Page and application data records:

-------

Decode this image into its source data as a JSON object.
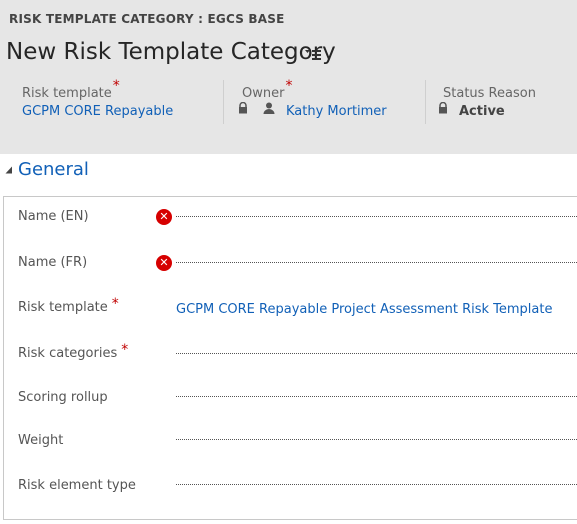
{
  "header": {
    "entity_title": "RISK TEMPLATE CATEGORY : EGCS BASE",
    "record_title": "New Risk Template Category",
    "fields": {
      "risk_template": {
        "label": "Risk template",
        "required": "*",
        "value": "GCPM CORE Repayable"
      },
      "owner": {
        "label": "Owner",
        "required": "*",
        "value": "Kathy Mortimer"
      },
      "status_reason": {
        "label": "Status Reason",
        "value": "Active"
      }
    }
  },
  "section": {
    "title": "General"
  },
  "form": {
    "name_en": {
      "label": "Name (EN)",
      "value": ""
    },
    "name_fr": {
      "label": "Name (FR)",
      "value": ""
    },
    "risk_template": {
      "label": "Risk template",
      "required": "*",
      "value": "GCPM CORE Repayable Project Assessment Risk Template"
    },
    "risk_categories": {
      "label": "Risk categories",
      "required": "*",
      "value": ""
    },
    "scoring_rollup": {
      "label": "Scoring rollup",
      "value": ""
    },
    "weight": {
      "label": "Weight",
      "value": ""
    },
    "risk_element_type": {
      "label": "Risk element type",
      "value": ""
    }
  },
  "colors": {
    "header_bg": "#e6e6e6",
    "link": "#1160b7",
    "required": "#c00000",
    "error": "#d60000"
  },
  "icons": [
    "form-menu-icon",
    "lock-icon",
    "user-icon",
    "error-icon",
    "collapse-triangle-icon"
  ]
}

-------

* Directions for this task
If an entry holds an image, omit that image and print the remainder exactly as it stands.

* Response below
Decode this image into its source data as a JSON object.
{
  "header": {
    "entity_title": "RISK TEMPLATE CATEGORY : EGCS BASE",
    "record_title": "New Risk Template Category",
    "fields": {
      "risk_template": {
        "label": "Risk template",
        "required": "*",
        "value": "GCPM CORE Repayable"
      },
      "owner": {
        "label": "Owner",
        "required": "*",
        "value": "Kathy Mortimer"
      },
      "status_reason": {
        "label": "Status Reason",
        "value": "Active"
      }
    }
  },
  "section": {
    "title": "General"
  },
  "form": {
    "name_en": {
      "label": "Name (EN)",
      "value": ""
    },
    "name_fr": {
      "label": "Name (FR)",
      "value": ""
    },
    "risk_template": {
      "label": "Risk template",
      "required": "*",
      "value": "GCPM CORE Repayable Project Assessment Risk Template"
    },
    "risk_categories": {
      "label": "Risk categories",
      "required": "*",
      "value": ""
    },
    "scoring_rollup": {
      "label": "Scoring rollup",
      "value": ""
    },
    "weight": {
      "label": "Weight",
      "value": ""
    },
    "risk_element_type": {
      "label": "Risk element type",
      "value": ""
    }
  },
  "colors": {
    "header_bg": "#e6e6e6",
    "link": "#1160b7",
    "required": "#c00000",
    "error": "#d60000"
  },
  "icons": [
    "form-menu-icon",
    "lock-icon",
    "user-icon",
    "error-icon",
    "collapse-triangle-icon"
  ]
}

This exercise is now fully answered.